## [Page and application data records]
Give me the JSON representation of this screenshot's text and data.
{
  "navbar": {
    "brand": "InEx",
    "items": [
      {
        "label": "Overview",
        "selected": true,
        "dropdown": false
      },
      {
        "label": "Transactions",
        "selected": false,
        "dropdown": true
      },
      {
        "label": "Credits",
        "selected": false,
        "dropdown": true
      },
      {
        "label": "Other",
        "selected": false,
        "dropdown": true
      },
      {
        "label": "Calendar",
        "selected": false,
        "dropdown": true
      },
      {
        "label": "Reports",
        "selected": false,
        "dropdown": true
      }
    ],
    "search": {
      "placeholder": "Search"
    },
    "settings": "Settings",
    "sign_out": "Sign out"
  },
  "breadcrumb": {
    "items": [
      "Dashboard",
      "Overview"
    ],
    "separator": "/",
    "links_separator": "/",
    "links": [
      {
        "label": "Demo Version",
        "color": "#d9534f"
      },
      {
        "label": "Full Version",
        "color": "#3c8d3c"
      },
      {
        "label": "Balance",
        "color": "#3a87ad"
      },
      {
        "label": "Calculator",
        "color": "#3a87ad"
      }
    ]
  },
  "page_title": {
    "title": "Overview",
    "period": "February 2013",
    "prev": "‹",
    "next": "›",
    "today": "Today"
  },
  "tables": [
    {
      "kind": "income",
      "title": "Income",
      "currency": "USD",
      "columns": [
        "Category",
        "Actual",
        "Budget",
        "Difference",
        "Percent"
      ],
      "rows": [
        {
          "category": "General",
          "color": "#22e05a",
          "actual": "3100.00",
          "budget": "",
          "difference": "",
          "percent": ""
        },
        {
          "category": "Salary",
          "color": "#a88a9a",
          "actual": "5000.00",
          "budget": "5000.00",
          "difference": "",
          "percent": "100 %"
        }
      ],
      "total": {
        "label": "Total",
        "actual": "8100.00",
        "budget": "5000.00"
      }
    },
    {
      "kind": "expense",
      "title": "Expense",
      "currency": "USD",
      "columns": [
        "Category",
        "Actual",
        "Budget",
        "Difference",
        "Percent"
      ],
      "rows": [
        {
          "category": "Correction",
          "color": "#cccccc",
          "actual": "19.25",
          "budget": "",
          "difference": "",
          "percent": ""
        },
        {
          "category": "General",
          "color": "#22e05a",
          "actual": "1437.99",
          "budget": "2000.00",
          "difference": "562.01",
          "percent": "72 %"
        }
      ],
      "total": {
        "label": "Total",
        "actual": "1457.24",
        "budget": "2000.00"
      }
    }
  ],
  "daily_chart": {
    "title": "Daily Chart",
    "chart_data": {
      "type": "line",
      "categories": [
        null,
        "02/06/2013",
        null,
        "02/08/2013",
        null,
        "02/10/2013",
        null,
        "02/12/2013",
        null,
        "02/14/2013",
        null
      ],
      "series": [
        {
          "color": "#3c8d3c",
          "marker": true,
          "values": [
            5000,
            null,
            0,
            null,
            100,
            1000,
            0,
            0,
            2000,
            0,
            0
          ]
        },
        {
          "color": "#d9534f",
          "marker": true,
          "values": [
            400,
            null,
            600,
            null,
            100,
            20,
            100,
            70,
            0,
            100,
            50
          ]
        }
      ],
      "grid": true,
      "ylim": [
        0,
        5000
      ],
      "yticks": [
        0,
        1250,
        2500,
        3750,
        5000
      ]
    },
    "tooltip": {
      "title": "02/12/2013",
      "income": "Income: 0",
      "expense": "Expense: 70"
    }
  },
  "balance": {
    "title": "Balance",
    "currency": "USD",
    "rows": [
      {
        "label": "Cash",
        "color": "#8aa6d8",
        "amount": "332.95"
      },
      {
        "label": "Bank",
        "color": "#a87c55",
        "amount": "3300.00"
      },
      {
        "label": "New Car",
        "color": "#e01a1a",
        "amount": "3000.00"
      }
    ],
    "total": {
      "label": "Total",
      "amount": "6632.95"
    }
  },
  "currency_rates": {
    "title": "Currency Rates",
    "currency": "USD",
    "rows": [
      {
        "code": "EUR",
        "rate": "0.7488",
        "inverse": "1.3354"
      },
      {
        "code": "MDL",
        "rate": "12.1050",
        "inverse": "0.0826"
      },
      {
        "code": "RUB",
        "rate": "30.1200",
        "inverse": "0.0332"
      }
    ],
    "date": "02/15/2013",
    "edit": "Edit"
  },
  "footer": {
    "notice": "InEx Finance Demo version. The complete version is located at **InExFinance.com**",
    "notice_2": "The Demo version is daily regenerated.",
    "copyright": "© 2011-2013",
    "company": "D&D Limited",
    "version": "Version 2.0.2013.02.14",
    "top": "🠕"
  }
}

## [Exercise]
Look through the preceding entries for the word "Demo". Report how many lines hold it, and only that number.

## [Task output]
3